Top of MATERIAL FOR THIS EXERCISE
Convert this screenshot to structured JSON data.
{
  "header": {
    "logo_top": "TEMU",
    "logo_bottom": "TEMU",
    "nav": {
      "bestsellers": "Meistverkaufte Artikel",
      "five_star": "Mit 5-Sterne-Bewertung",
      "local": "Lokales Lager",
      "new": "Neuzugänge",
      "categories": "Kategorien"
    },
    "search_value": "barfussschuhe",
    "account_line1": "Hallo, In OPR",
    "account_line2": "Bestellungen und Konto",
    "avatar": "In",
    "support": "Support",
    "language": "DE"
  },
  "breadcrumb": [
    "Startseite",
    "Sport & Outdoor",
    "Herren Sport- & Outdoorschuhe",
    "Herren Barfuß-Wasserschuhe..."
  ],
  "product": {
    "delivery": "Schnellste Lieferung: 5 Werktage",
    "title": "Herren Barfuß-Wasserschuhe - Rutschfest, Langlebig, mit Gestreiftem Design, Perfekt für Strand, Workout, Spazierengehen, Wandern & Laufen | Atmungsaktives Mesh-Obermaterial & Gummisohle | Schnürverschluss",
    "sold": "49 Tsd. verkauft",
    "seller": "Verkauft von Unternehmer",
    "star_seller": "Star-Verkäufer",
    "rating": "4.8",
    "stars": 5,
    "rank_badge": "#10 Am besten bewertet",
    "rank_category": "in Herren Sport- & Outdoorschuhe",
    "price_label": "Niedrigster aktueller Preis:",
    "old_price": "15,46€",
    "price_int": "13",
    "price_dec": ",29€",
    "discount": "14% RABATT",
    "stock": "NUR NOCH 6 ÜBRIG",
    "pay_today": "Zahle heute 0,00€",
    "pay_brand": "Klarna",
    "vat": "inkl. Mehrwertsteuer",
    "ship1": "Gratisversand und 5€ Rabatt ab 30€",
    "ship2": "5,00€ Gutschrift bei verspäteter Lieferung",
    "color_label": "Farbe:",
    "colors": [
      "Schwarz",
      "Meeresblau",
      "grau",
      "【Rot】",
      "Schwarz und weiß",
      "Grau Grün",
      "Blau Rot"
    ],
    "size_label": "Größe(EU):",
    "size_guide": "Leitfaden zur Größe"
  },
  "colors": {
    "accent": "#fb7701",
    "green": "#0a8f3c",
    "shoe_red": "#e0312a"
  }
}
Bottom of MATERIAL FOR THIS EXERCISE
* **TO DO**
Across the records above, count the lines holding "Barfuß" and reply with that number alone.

* **OUTPUT FOR THIS EXERCISE**
2